╔══

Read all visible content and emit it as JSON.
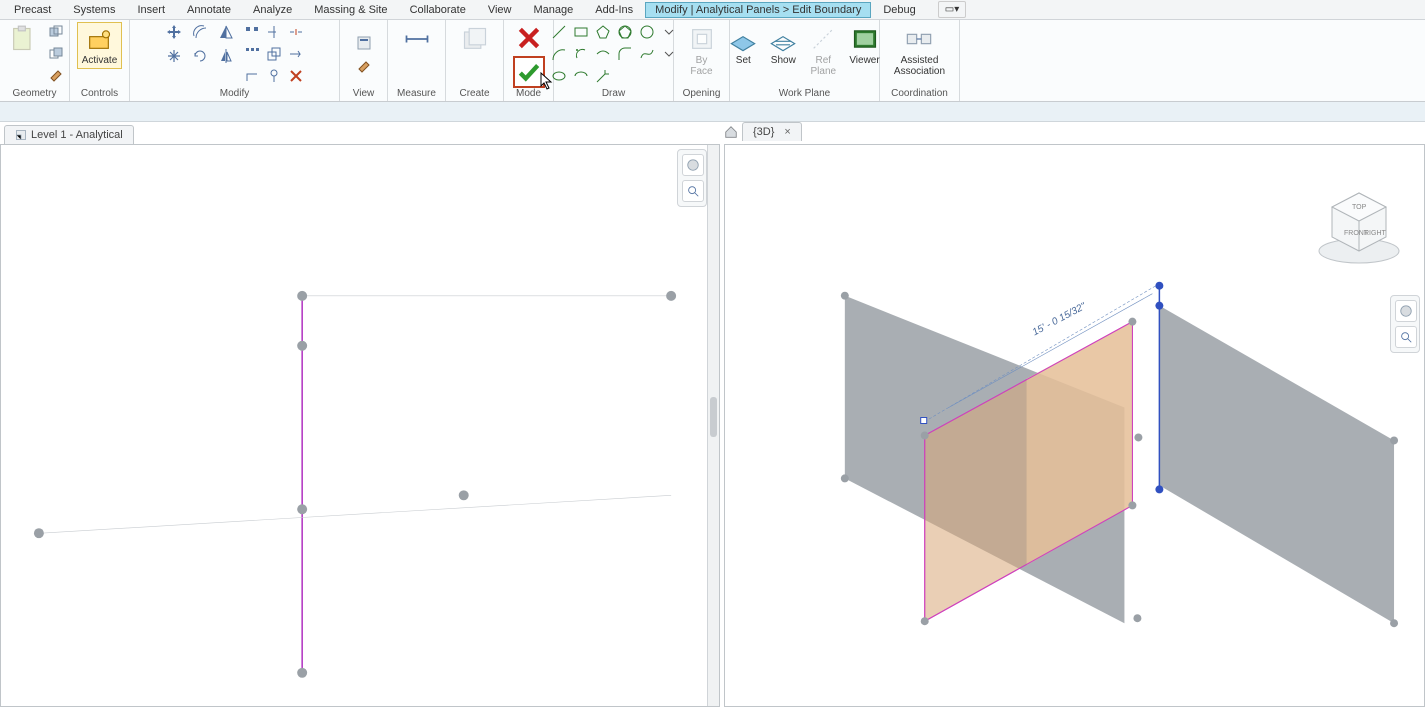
{
  "menu": {
    "items": [
      "Precast",
      "Systems",
      "Insert",
      "Annotate",
      "Analyze",
      "Massing & Site",
      "Collaborate",
      "View",
      "Manage",
      "Add-Ins",
      "Modify | Analytical Panels > Edit Boundary",
      "Debug"
    ],
    "active_index": 10,
    "extra": "▭▾"
  },
  "ribbon": {
    "geometry": {
      "label": "Geometry",
      "copy": "Copy",
      "cut": "Cut"
    },
    "controls": {
      "label": "Controls",
      "activate": "Activate",
      "activate_sub": ""
    },
    "modify": {
      "label": "Modify"
    },
    "view": {
      "label": "View"
    },
    "measure": {
      "label": "Measure"
    },
    "create": {
      "label": "Create"
    },
    "mode": {
      "label": "Mode"
    },
    "draw": {
      "label": "Draw"
    },
    "opening": {
      "label": "Opening",
      "byface": "By\nFace"
    },
    "workplane": {
      "label": "Work Plane",
      "set": "Set",
      "show": "Show",
      "ref": "Ref\nPlane",
      "viewer": "Viewer"
    },
    "coordination": {
      "label": "Coordination",
      "assoc": "Assisted\nAssociation"
    }
  },
  "tabs": {
    "left": {
      "label": "Level 1 - Analytical"
    },
    "right": {
      "label": "{3D}"
    }
  },
  "viewcube": {
    "front": "FRONT",
    "right": "RIGHT",
    "top": "TOP"
  },
  "dimension": {
    "value": "15' - 0 15/32\""
  }
}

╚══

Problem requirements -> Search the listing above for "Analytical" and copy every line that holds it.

Written response ->
      "Modify | Analytical Panels > Edit Boundary",
      "label": "Level 1 - Analytical"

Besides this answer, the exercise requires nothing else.